Hefner Publisher. THE MISSION WALKER is a first-hand account of harrowing adventure along the old Jesuit mission trail in Baja California Mexico -- desert heat and cold, walls of cactus, sleeplessness, hunger, both physical and spiritual exhaustion, the dangers of wild creatures, and encounters with drug smugglers and weeks with no water other than what a pack Reviews:   The Jesuit Missions of Northern Mexico, Charles W.

Polzer, pp This is pure whitewash, plain and simple. Yes the padres had the Indians beaten and put into wooden stocks, sometimes with fatal results, but it was all like a father scolding his own children. Somehow I wonder if the Indians saw it that way.

The Spanish missions in Mexico are a series of religious outposts established by Spanish Catholic Franciscans, Jesuits, Augustinians, and Dominicans to spread the Christian doctrine among the localthe Kingdom of Spain had maintained a number of missions throughout Nueva España (New Spain, consisting of what is today Mexico, the Southwestern United States, the Florida.

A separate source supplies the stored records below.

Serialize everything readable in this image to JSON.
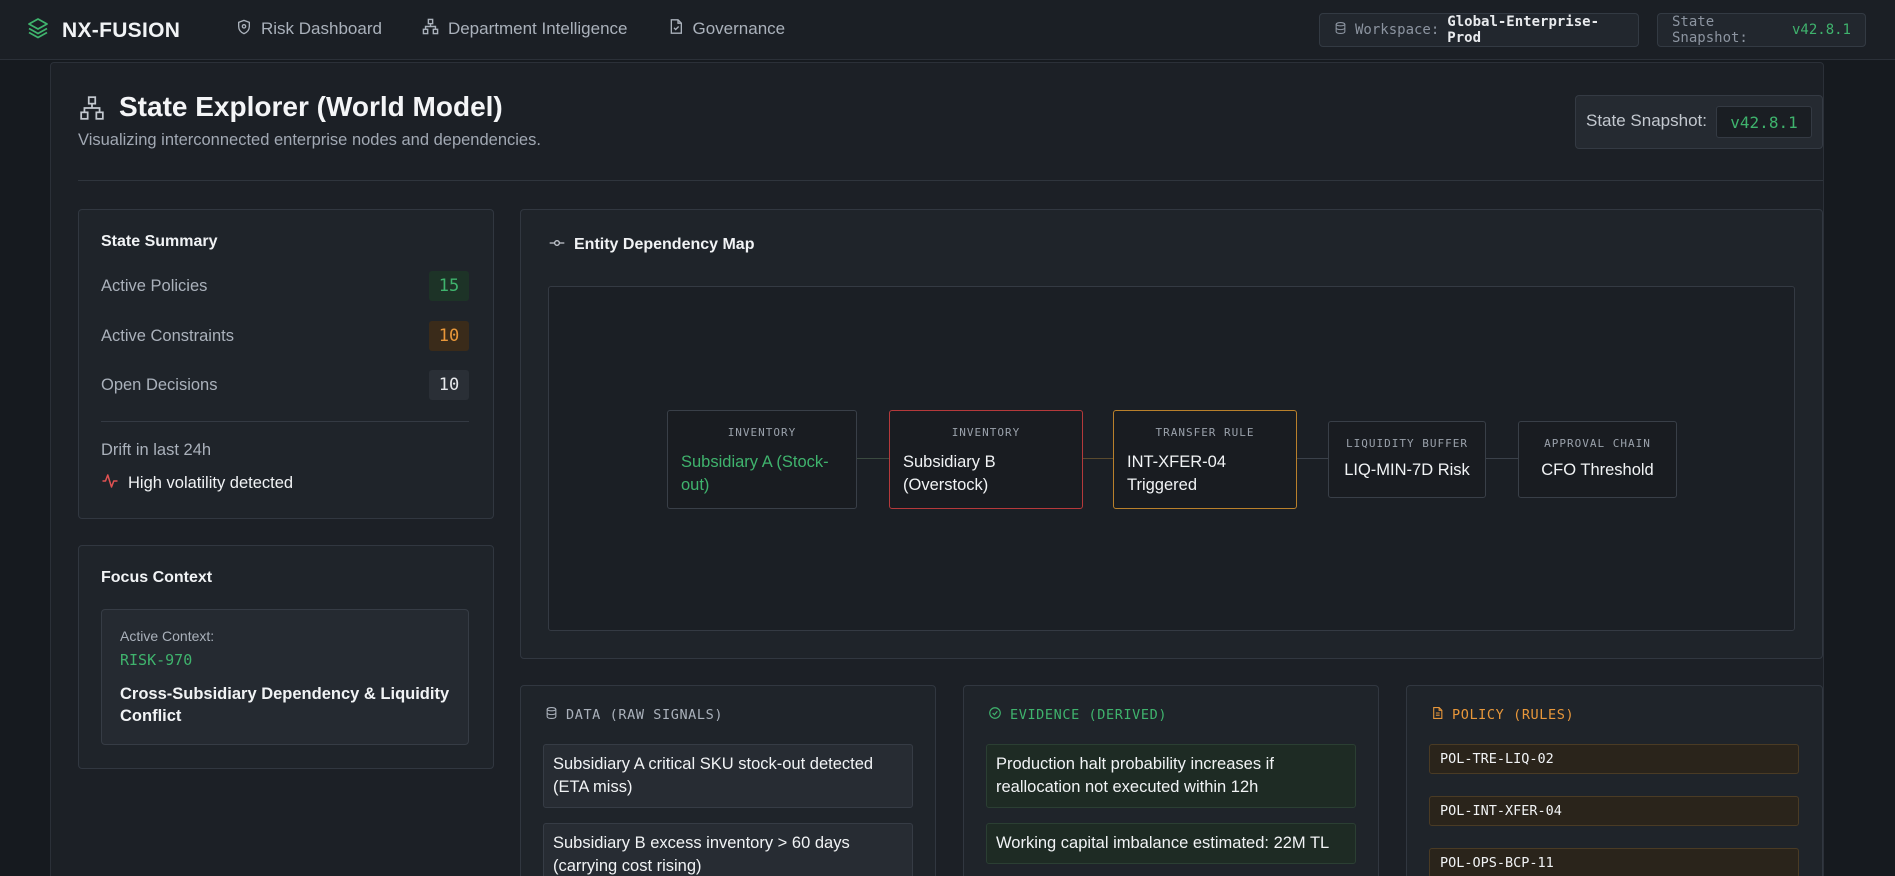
{
  "app": {
    "name": "NX-FUSION"
  },
  "nav": {
    "items": [
      {
        "label": "Risk Dashboard",
        "icon": "shield-icon"
      },
      {
        "label": "Department Intelligence",
        "icon": "org-chart-icon"
      },
      {
        "label": "Governance",
        "icon": "document-check-icon"
      }
    ]
  },
  "topbar": {
    "workspace_label": "Workspace:",
    "workspace_value": "Global-Enterprise-Prod",
    "snapshot_label": "State Snapshot:",
    "snapshot_value": "v42.8.1"
  },
  "header": {
    "title": "State Explorer (World Model)",
    "subtitle": "Visualizing interconnected enterprise nodes and dependencies.",
    "snapshot_label": "State Snapshot:",
    "snapshot_value": "v42.8.1"
  },
  "summary": {
    "title": "State Summary",
    "rows": [
      {
        "label": "Active Policies",
        "value": "15"
      },
      {
        "label": "Active Constraints",
        "value": "10"
      },
      {
        "label": "Open Decisions",
        "value": "10"
      }
    ],
    "drift_label": "Drift in last 24h",
    "drift_status": "High volatility detected"
  },
  "focus": {
    "title": "Focus Context",
    "label": "Active Context:",
    "id": "RISK-970",
    "description": "Cross-Subsidiary Dependency & Liquidity Conflict"
  },
  "map": {
    "title": "Entity Dependency Map",
    "nodes": [
      {
        "type": "INVENTORY",
        "name": "Subsidiary A (Stock-out)"
      },
      {
        "type": "INVENTORY",
        "name": "Subsidiary B (Overstock)"
      },
      {
        "type": "TRANSFER RULE",
        "name": "INT-XFER-04 Triggered"
      },
      {
        "type": "LIQUIDITY BUFFER",
        "name": "LIQ-MIN-7D Risk"
      },
      {
        "type": "APPROVAL CHAIN",
        "name": "CFO Threshold"
      }
    ]
  },
  "data_col": {
    "title": "DATA (RAW SIGNALS)",
    "items": [
      "Subsidiary A critical SKU stock-out detected (ETA miss)",
      "Subsidiary B excess inventory > 60 days (carrying cost rising)"
    ]
  },
  "evidence_col": {
    "title": "EVIDENCE (DERIVED)",
    "items": [
      "Production halt probability increases if reallocation not executed within 12h",
      "Working capital imbalance estimated: 22M TL"
    ]
  },
  "policy_col": {
    "title": "POLICY (RULES)",
    "items": [
      "POL-TRE-LIQ-02",
      "POL-INT-XFER-04",
      "POL-OPS-BCP-11"
    ]
  },
  "colors": {
    "green": "#3fb36d",
    "orange": "#e8973a",
    "red": "#e05252"
  }
}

In fact, connections unmediated by Rome sprung up between the missions throughout the seventeenth century. He follows trails of personnel, money, relics and information between missions in seventeenth-century China, Germany and Mexico, and explores how Jesuits understood space and time and visualized universal mission and salvation.

Polish Jesuits in the Zambesi Mission, by Czeslaw Bialek, S.J, translated by Jan Kielbasa, S.J., edited by Edward P. Murphy, S.J. (Lusaka: Jesuit Archives, [privately printed]), 64 pages, with some maps and pictures. Translated from an original in Polish, this is a valuable view of the Zambezi Mission from a Polish perspective.

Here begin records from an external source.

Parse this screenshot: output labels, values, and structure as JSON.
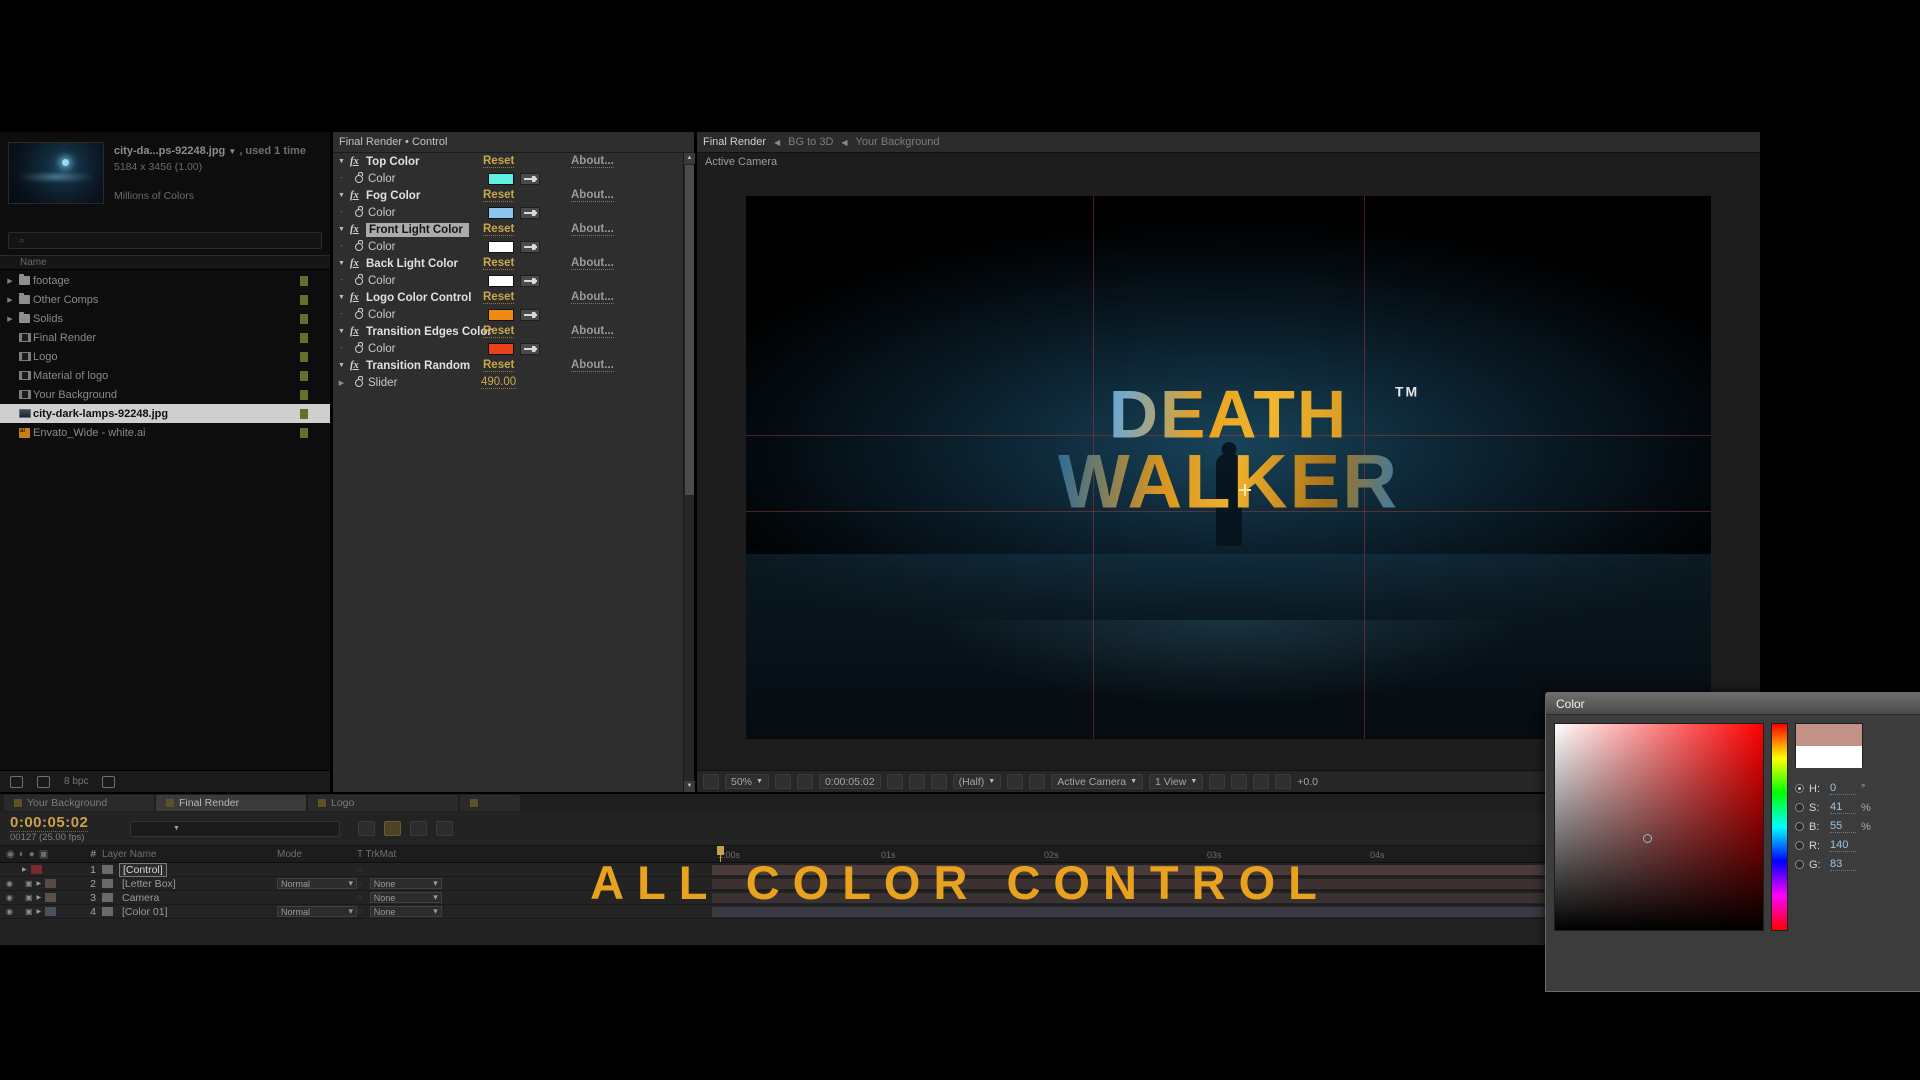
{
  "project_panel": {
    "asset": {
      "name": "city-da...ps-92248.jpg",
      "caret": "▼",
      "usage": ", used 1 time",
      "dimensions": "5184 x 3456 (1.00)",
      "color_depth": "Millions of Colors"
    },
    "search_placeholder": "",
    "column_header": "Name",
    "items": [
      {
        "label": "footage",
        "icon": "folder-icon",
        "twirl": "▶",
        "selected": false,
        "swatch": "#6b6b2e"
      },
      {
        "label": "Other Comps",
        "icon": "folder-icon",
        "twirl": "▶",
        "selected": false,
        "swatch": "#6b6b2e"
      },
      {
        "label": "Solids",
        "icon": "folder-icon",
        "twirl": "▶",
        "selected": false,
        "swatch": "#6b6b2e"
      },
      {
        "label": "Final Render",
        "icon": "comp-icon",
        "twirl": "",
        "selected": false,
        "swatch": "#6b6b2e"
      },
      {
        "label": "Logo",
        "icon": "comp-icon",
        "twirl": "",
        "selected": false,
        "swatch": "#6b6b2e"
      },
      {
        "label": "Material of logo",
        "icon": "comp-icon",
        "twirl": "",
        "selected": false,
        "swatch": "#6b6b2e"
      },
      {
        "label": "Your Background",
        "icon": "comp-icon",
        "twirl": "",
        "selected": false,
        "swatch": "#6b6b2e"
      },
      {
        "label": "city-dark-lamps-92248.jpg",
        "icon": "image-icon",
        "twirl": "",
        "selected": true,
        "swatch": "#6b6b2e"
      },
      {
        "label": "Envato_Wide - white.ai",
        "icon": "illustrator-icon",
        "twirl": "",
        "selected": false,
        "swatch": "#6b6b2e"
      }
    ],
    "footer": {
      "bit_depth": "8 bpc"
    }
  },
  "effects_panel": {
    "tab_title": "Final Render • Control",
    "reset_label": "Reset",
    "about_label": "About...",
    "effects": [
      {
        "name": "Top Color",
        "selected": false,
        "property": "Color",
        "swatch": "#5ff0e3",
        "value": null
      },
      {
        "name": "Fog Color",
        "selected": false,
        "property": "Color",
        "swatch": "#8ec5ef",
        "value": null
      },
      {
        "name": "Front Light Color",
        "selected": true,
        "property": "Color",
        "swatch": "#ffffff",
        "value": null
      },
      {
        "name": "Back Light Color",
        "selected": false,
        "property": "Color",
        "swatch": "#ffffff",
        "value": null
      },
      {
        "name": "Logo Color Control",
        "selected": false,
        "property": "Color",
        "swatch": "#f08a12",
        "value": null
      },
      {
        "name": "Transition Edges Color",
        "selected": false,
        "property": "Color",
        "swatch": "#e8431a",
        "value": null
      },
      {
        "name": "Transition Random",
        "selected": false,
        "property": "Slider",
        "swatch": null,
        "value": "490.00"
      }
    ]
  },
  "viewer_panel": {
    "tabs": [
      {
        "label": "Final Render",
        "active": true
      },
      {
        "label": "BG to 3D",
        "active": false
      },
      {
        "label": "Your Background",
        "active": false
      }
    ],
    "view_label": "Active Camera",
    "composition": {
      "title_line1": "DEATH",
      "title_line2": "WALKER",
      "trademark": "TM"
    },
    "toolbar": {
      "magnification": "50%",
      "current_time": "0:00:05:02",
      "resolution": "(Half)",
      "camera_view": "Active Camera",
      "view_count": "1 View",
      "exposure": "+0.0"
    }
  },
  "timeline_panel": {
    "tabs": [
      {
        "label": "Your Background",
        "active": false
      },
      {
        "label": "Final Render",
        "active": true
      },
      {
        "label": "Logo",
        "active": false
      },
      {
        "label": "",
        "active": false
      }
    ],
    "timecode": "0:00:05:02",
    "frame_info": "00127 (25.00 fps)",
    "columns": {
      "num": "#",
      "layer_name": "Layer Name",
      "mode": "Mode",
      "trkmat": "T TrkMat"
    },
    "layers": [
      {
        "num": "1",
        "name": "[Control]",
        "editing": true,
        "mode": "",
        "trkmat": "",
        "bar_color": "#4a3a3a",
        "swatch": "#7a2a2a",
        "icon": "solid-icon"
      },
      {
        "num": "2",
        "name": "[Letter Box]",
        "editing": false,
        "mode": "Normal",
        "trkmat": "None",
        "bar_color": "#3c3030",
        "swatch": "#5a4a45",
        "icon": "comp-icon"
      },
      {
        "num": "3",
        "name": "Camera",
        "editing": false,
        "mode": "",
        "trkmat": "None",
        "bar_color": "#3a3232",
        "swatch": "#5a5050",
        "icon": "camera-icon"
      },
      {
        "num": "4",
        "name": "[Color 01]",
        "editing": false,
        "mode": "Normal",
        "trkmat": "None",
        "bar_color": "#3a3a44",
        "swatch": "#4e5060",
        "icon": "solid-icon"
      }
    ],
    "ruler_ticks": [
      "1:00s",
      "01s",
      "02s",
      "03s",
      "04s"
    ]
  },
  "overlay": {
    "text": "ALL COLOR CONTROL",
    "color": "#e8a21e"
  },
  "color_picker": {
    "title": "Color",
    "fields": [
      {
        "radio": true,
        "label": "H:",
        "value": "0",
        "unit": "°"
      },
      {
        "radio": false,
        "label": "S:",
        "value": "41",
        "unit": "%"
      },
      {
        "radio": false,
        "label": "B:",
        "value": "55",
        "unit": "%"
      },
      {
        "radio": false,
        "label": "R:",
        "value": "140",
        "unit": ""
      },
      {
        "radio": false,
        "label": "G:",
        "value": "83",
        "unit": ""
      }
    ],
    "new_color": "#c29287",
    "current_color": "#ffffff"
  }
}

Jesuits in missions in Northwestern Mexico wrote reports that throw light on the indigenous peoples they evangelized. A report, Relación de la Provincia de Nuestra Señora de Sinaloa was published in.

Eusebio Francisco Kino (Italian: Eusebio Francesco Chini, Spanish: Eusebio Francisco Kino; 10 August – 15 March ), often referred to as Father Kino, was an Italian Jesuit, missionary, geographer, explorer, cartographer and astronomer born in the Territory of the Bishopric of Trent, then part of the Holy Roman the last 24 years of his life he worked in the region then.

This book deals with the history of Jesuit missionary activities in the Sonoran Desert region of Spain’s New World territory, an area that today lies partly in northern Mexico and partly in southern : Hardcover.One of the oldest missions established by the Jesuit Fathers was that of St.

Gertrude de Tabac, in the Santa Cruz Valley, forty-five miles south of Tucson, the latter part of the sixteenth century. A writer in “Rudo Ensayo,” insays, that the Indians on the San Pedro River state that the missions were built previous to